John McIntyre, whom James Wolcott calls "the Dave Brubeck of the art and craft of copy editing," writes on language, editing, journalism, and other manifestations of human frailty. Comments welcome. Identifying his errors relieves him of the burden of omniscience. Write to, befriend at Facebook, or follow at Twitter: @johnemcintyre. Back 2009-2012 at the original site, and now at

Sunday, October 11, 2009

A sweet moment

On Friday evening, I was driving my son home for the weekend from his cooking job. As we listened to the radio, a sports commentary came on the air. After a minute or two of this palaver, J.P. muttered:

“I hate sports.”

A warm glow suffusing my body, I realized that my duty as a parent had been discharged.


  1. I hate them too. Thank goodness I'm not the only one.

  2. Does that mean that people who are literate and who also like occasional forays into sports should give up one or the other? . Both my nieces played (the operative verb being "played") sports in high school and struggled through with 4.00 averages, while taking A.P. (not Associated Press) courses. They continue to do well in college and graduate school. I think the self-satisfied smirks are a tad elitist (Oh! No! She used the E word!) And I know for a certainty that some St John's students manage to combine both quite successfully - they also manage to stay fitter, longer. (That doesn't mean I recommend listening to countless hours of ESPN blah blah blah: it's the same as listening to CNN blah blah blah, and the babblers are just as articulate.)

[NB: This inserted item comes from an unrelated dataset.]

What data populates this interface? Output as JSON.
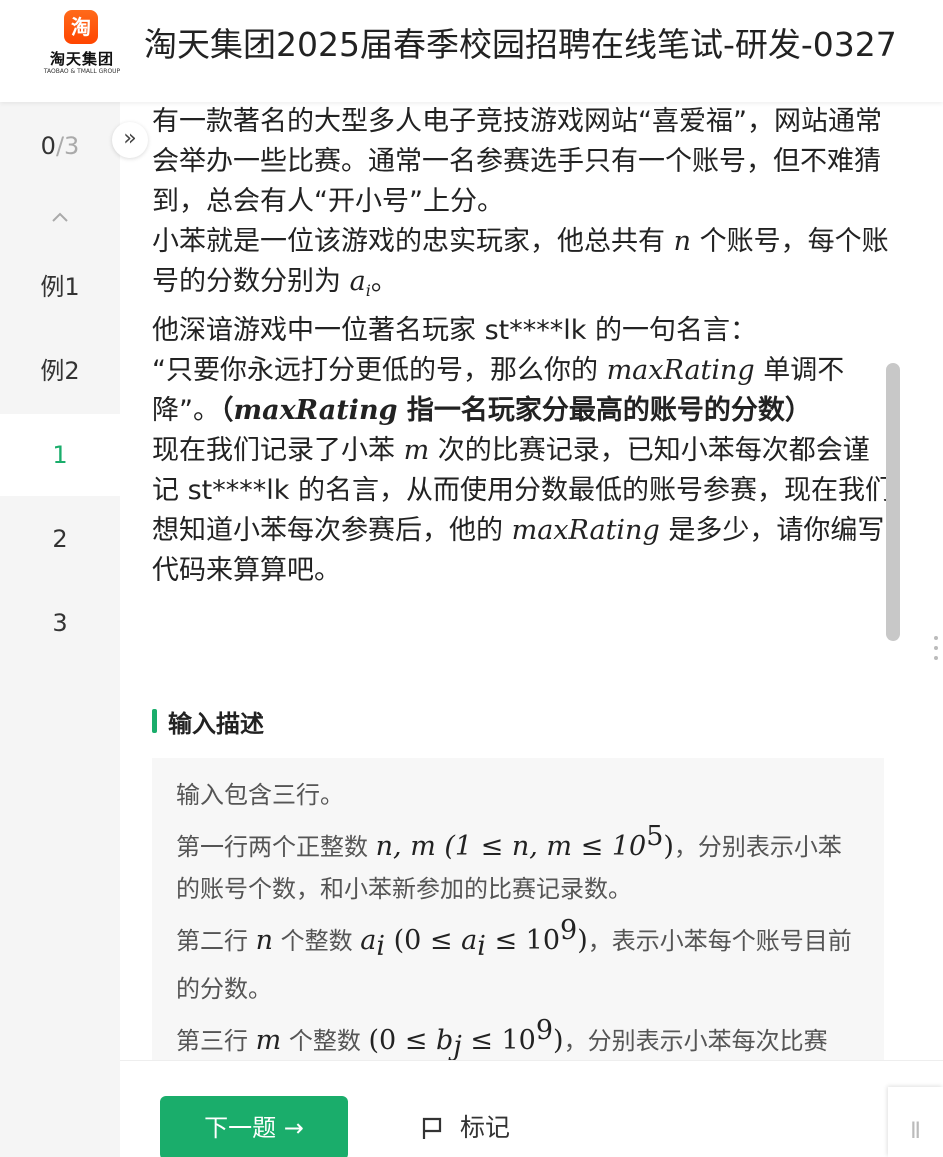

  3. It only means that parents like it when their kids share their values.

  4. Especially if their values are minority values.